Swedish Couple Keep 2-Year-Old's Gender a SecretSunny Chanel
Sometimes babies give off an androgynous vibe. Are they a boy or a girl? Many parents try to make it clear to one and all by dressing their child entirely in baby pink or bright blue. But one couple in Sweden? They want to keep people guessing. The parents of Pop a 2 ½ year old toddler – are refusing to tell anyone if their offspring is male or female. A select few do know the child’s gender such as people who have had to change the occasion diaper. When people do ask they say that they “don’t disclose this information.”
The 24-year-old couple made the decision to keep the gender private right when Pop was born. The couple stated that they think that gender is a social construction’. They told a Swedish newspaper that, “We want Pop to grow up more freely and avoid being forced into a specific gender mold from the outset. It’s cruel to bring a child into the world with a blue or pink stamp on their forehead.”
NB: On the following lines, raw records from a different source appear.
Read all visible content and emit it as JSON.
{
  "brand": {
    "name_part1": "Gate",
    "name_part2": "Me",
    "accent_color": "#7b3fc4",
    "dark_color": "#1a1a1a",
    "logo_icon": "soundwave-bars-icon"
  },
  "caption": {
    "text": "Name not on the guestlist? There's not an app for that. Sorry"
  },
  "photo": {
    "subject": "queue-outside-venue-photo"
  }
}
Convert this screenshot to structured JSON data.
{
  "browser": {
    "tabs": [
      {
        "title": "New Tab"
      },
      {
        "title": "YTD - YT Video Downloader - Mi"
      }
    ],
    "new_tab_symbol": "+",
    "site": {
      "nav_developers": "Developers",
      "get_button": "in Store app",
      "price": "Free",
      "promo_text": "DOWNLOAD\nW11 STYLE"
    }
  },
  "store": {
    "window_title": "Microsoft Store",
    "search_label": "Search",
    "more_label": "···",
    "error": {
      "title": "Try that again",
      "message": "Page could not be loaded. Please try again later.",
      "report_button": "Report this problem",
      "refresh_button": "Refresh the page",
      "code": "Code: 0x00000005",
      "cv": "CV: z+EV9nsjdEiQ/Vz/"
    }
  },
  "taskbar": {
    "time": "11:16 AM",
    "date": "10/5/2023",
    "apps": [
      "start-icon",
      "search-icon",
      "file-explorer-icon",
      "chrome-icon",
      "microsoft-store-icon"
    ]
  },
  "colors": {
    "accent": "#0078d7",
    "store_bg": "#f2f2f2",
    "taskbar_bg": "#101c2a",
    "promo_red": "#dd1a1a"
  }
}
“Ignoring children’s natures simply doesn’t work,” says Susan Pinker (a psychologist and newspaper columnist from Toronto, Canada, who wrote the book The Sexual Paradox). “Child-rearing should not be about providing an opportunity to prove an ideological point, but about responding to each child’s needs as an individual.”
There are doubts that the family will be able to keep the secret for long since young children are quite curious and tend to gravitate to their own gender early on. A Swedish gender equality consultant Kristina Henkel believes the experiment might have positive results saying. “If the child is dressed up as a girl or boy, it affects them because people see and treat them in a more gender-typical way,” Henkel states. “Girls are told they are cute in their dresses, and boys are told they are cool with their car toys. But if you give them no gender they will be seen more as a human or not a stereotype as a boy or girl.”
The family will only reveal Pop’s gender when he or she is ready and time will tell if it will have had a positive or negative effect on the child.
Do you think keeping a baby/toddler free of gender labels would confuse them or make them more confident?